==== SUPPLIED INFORMATION
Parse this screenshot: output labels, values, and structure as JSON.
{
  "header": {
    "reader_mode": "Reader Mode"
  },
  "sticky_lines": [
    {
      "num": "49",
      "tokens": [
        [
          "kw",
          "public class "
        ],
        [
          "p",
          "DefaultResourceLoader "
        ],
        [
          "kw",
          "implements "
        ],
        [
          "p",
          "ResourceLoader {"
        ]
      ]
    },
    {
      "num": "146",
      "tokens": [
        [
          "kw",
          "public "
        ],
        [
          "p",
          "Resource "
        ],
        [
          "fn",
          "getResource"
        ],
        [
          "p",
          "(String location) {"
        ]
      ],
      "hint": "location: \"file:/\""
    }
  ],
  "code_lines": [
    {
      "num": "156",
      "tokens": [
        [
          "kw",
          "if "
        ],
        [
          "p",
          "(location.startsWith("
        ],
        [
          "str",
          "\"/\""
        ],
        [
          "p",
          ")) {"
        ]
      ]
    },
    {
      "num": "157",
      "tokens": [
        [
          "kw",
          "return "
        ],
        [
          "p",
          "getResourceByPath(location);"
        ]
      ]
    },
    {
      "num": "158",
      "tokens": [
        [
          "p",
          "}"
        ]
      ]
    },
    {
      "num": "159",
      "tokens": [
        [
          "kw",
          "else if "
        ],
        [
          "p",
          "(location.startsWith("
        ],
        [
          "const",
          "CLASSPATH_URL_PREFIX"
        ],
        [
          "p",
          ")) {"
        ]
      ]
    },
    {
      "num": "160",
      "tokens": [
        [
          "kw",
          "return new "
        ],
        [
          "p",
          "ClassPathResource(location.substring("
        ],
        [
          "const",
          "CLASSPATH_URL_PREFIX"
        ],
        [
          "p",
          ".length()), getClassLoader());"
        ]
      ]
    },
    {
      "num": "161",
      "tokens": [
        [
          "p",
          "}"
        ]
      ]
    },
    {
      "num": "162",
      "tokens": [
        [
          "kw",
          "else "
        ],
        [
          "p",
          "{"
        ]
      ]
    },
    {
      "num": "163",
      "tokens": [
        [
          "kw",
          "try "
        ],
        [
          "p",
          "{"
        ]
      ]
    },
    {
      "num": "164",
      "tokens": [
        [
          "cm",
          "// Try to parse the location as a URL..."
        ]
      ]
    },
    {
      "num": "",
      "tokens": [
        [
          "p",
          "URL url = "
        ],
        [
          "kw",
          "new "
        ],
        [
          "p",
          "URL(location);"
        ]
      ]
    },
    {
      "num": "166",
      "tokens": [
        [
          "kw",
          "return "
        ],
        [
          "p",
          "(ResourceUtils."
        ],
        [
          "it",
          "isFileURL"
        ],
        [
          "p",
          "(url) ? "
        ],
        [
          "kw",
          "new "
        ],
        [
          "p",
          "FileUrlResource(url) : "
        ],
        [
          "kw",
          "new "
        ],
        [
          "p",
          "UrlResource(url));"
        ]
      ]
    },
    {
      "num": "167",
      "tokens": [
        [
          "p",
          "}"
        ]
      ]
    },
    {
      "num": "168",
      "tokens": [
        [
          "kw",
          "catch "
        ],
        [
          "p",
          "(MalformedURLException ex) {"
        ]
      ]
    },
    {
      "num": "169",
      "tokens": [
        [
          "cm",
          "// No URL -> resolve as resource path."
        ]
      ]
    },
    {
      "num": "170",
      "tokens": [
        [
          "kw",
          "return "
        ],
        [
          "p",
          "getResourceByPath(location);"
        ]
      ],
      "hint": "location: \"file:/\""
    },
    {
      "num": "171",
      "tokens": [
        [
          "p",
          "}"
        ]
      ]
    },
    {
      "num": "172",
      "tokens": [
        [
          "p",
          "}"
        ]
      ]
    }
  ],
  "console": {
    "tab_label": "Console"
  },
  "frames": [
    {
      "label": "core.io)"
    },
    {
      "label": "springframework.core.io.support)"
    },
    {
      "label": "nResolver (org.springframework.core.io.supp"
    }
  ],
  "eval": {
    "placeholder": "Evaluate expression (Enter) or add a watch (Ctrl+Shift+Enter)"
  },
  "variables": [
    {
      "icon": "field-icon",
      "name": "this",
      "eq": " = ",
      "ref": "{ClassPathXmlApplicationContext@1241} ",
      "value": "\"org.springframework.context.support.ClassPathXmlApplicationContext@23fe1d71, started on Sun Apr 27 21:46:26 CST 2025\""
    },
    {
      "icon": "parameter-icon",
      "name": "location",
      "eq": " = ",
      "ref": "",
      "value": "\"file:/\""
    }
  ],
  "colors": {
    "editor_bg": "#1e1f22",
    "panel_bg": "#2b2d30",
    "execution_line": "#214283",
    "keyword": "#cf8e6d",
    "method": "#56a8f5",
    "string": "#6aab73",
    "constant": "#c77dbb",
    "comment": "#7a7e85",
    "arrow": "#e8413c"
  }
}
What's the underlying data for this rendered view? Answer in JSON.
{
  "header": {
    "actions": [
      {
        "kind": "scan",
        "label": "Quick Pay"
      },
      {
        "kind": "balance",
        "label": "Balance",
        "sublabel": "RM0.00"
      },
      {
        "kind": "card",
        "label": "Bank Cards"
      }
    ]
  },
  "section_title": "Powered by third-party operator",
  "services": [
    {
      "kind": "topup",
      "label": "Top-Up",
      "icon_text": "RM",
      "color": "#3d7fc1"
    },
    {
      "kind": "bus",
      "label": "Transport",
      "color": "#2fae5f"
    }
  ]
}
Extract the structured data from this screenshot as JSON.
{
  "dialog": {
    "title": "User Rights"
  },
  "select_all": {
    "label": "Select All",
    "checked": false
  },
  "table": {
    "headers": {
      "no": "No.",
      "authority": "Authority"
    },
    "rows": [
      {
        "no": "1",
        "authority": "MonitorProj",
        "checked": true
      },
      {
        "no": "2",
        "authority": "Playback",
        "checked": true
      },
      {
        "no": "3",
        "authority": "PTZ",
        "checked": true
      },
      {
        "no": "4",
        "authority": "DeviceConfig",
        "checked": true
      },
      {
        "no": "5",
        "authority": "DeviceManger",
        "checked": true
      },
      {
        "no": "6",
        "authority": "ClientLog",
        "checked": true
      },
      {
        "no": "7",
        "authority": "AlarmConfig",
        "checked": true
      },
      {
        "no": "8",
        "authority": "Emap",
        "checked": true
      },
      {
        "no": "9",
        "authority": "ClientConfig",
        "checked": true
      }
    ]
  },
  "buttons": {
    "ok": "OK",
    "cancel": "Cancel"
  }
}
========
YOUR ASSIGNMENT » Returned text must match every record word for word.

SOLUTION TO THIS EXERCISE »
Parse this screenshot: output labels, values, and structure as JSON.
{
  "header": {
    "reader_mode": "Reader Mode"
  },
  "sticky_lines": [
    {
      "num": "49",
      "tokens": [
        [
          "kw",
          "public class "
        ],
        [
          "p",
          "DefaultResourceLoader "
        ],
        [
          "kw",
          "implements "
        ],
        [
          "p",
          "ResourceLoader {"
        ]
      ]
    },
    {
      "num": "146",
      "tokens": [
        [
          "kw",
          "public "
        ],
        [
          "p",
          "Resource "
        ],
        [
          "fn",
          "getResource"
        ],
        [
          "p",
          "(String location) {"
        ]
      ],
      "hint": "location: \"file:/\""
    }
  ],
  "code_lines": [
    {
      "num": "156",
      "tokens": [
        [
          "kw",
          "if "
        ],
        [
          "p",
          "(location.startsWith("
        ],
        [
          "str",
          "\"/\""
        ],
        [
          "p",
          ")) {"
        ]
      ]
    },
    {
      "num": "157",
      "tokens": [
        [
          "kw",
          "return "
        ],
        [
          "p",
          "getResourceByPath(location);"
        ]
      ]
    },
    {
      "num": "158",
      "tokens": [
        [
          "p",
          "}"
        ]
      ]
    },
    {
      "num": "159",
      "tokens": [
        [
          "kw",
          "else if "
        ],
        [
          "p",
          "(location.startsWith("
        ],
        [
          "const",
          "CLASSPATH_URL_PREFIX"
        ],
        [
          "p",
          ")) {"
        ]
      ]
    },
    {
      "num": "160",
      "tokens": [
        [
          "kw",
          "return new "
        ],
        [
          "p",
          "ClassPathResource(location.substring("
        ],
        [
          "const",
          "CLASSPATH_URL_PREFIX"
        ],
        [
          "p",
          ".length()), getClassLoader());"
        ]
      ]
    },
    {
      "num": "161",
      "tokens": [
        [
          "p",
          "}"
        ]
      ]
    },
    {
      "num": "162",
      "tokens": [
        [
          "kw",
          "else "
        ],
        [
          "p",
          "{"
        ]
      ]
    },
    {
      "num": "163",
      "tokens": [
        [
          "kw",
          "try "
        ],
        [
          "p",
          "{"
        ]
      ]
    },
    {
      "num": "164",
      "tokens": [
        [
          "cm",
          "// Try to parse the location as a URL..."
        ]
      ]
    },
    {
      "num": "",
      "tokens": [
        [
          "p",
          "URL url = "
        ],
        [
          "kw",
          "new "
        ],
        [
          "p",
          "URL(location);"
        ]
      ]
    },
    {
      "num": "166",
      "tokens": [
        [
          "kw",
          "return "
        ],
        [
          "p",
          "(ResourceUtils."
        ],
        [
          "it",
          "isFileURL"
        ],
        [
          "p",
          "(url) ? "
        ],
        [
          "kw",
          "new "
        ],
        [
          "p",
          "FileUrlResource(url) : "
        ],
        [
          "kw",
          "new "
        ],
        [
          "p",
          "UrlResource(url));"
        ]
      ]
    },
    {
      "num": "167",
      "tokens": [
        [
          "p",
          "}"
        ]
      ]
    },
    {
      "num": "168",
      "tokens": [
        [
          "kw",
          "catch "
        ],
        [
          "p",
          "(MalformedURLException ex) {"
        ]
      ]
    },
    {
      "num": "169",
      "tokens": [
        [
          "cm",
          "// No URL -> resolve as resource path."
        ]
      ]
    },
    {
      "num": "170",
      "tokens": [
        [
          "kw",
          "return "
        ],
        [
          "p",
          "getResourceByPath(location);"
        ]
      ],
      "hint": "location: \"file:/\""
    },
    {
      "num": "171",
      "tokens": [
        [
          "p",
          "}"
        ]
      ]
    },
    {
      "num": "172",
      "tokens": [
        [
          "p",
          "}"
        ]
      ]
    }
  ],
  "console": {
    "tab_label": "Console"
  },
  "frames": [
    {
      "label": "core.io)"
    },
    {
      "label": "springframework.core.io.support)"
    },
    {
      "label": "nResolver (org.springframework.core.io.supp"
    }
  ],
  "eval": {
    "placeholder": "Evaluate expression (Enter) or add a watch (Ctrl+Shift+Enter)"
  },
  "variables": [
    {
      "icon": "field-icon",
      "name": "this",
      "eq": " = ",
      "ref": "{ClassPathXmlApplicationContext@1241} ",
      "value": "\"org.springframework.context.support.ClassPathXmlApplicationContext@23fe1d71, started on Sun Apr 27 21:46:26 CST 2025\""
    },
    {
      "icon": "parameter-icon",
      "name": "location",
      "eq": " = ",
      "ref": "",
      "value": "\"file:/\""
    }
  ],
  "colors": {
    "editor_bg": "#1e1f22",
    "panel_bg": "#2b2d30",
    "execution_line": "#214283",
    "keyword": "#cf8e6d",
    "method": "#56a8f5",
    "string": "#6aab73",
    "constant": "#c77dbb",
    "comment": "#7a7e85",
    "arrow": "#e8413c"
  }
}
What's the underlying data for this rendered view? Answer in JSON.
{
  "header": {
    "actions": [
      {
        "kind": "scan",
        "label": "Quick Pay"
      },
      {
        "kind": "balance",
        "label": "Balance",
        "sublabel": "RM0.00"
      },
      {
        "kind": "card",
        "label": "Bank Cards"
      }
    ]
  },
  "section_title": "Powered by third-party operator",
  "services": [
    {
      "kind": "topup",
      "label": "Top-Up",
      "icon_text": "RM",
      "color": "#3d7fc1"
    },
    {
      "kind": "bus",
      "label": "Transport",
      "color": "#2fae5f"
    }
  ]
}
Extract the structured data from this screenshot as JSON.
{
  "dialog": {
    "title": "User Rights"
  },
  "select_all": {
    "label": "Select All",
    "checked": false
  },
  "table": {
    "headers": {
      "no": "No.",
      "authority": "Authority"
    },
    "rows": [
      {
        "no": "1",
        "authority": "MonitorProj",
        "checked": true
      },
      {
        "no": "2",
        "authority": "Playback",
        "checked": true
      },
      {
        "no": "3",
        "authority": "PTZ",
        "checked": true
      },
      {
        "no": "4",
        "authority": "DeviceConfig",
        "checked": true
      },
      {
        "no": "5",
        "authority": "DeviceManger",
        "checked": true
      },
      {
        "no": "6",
        "authority": "ClientLog",
        "checked": true
      },
      {
        "no": "7",
        "authority": "AlarmConfig",
        "checked": true
      },
      {
        "no": "8",
        "authority": "Emap",
        "checked": true
      },
      {
        "no": "9",
        "authority": "ClientConfig",
        "checked": true
      }
    ]
  },
  "buttons": {
    "ok": "OK",
    "cancel": "Cancel"
  }
}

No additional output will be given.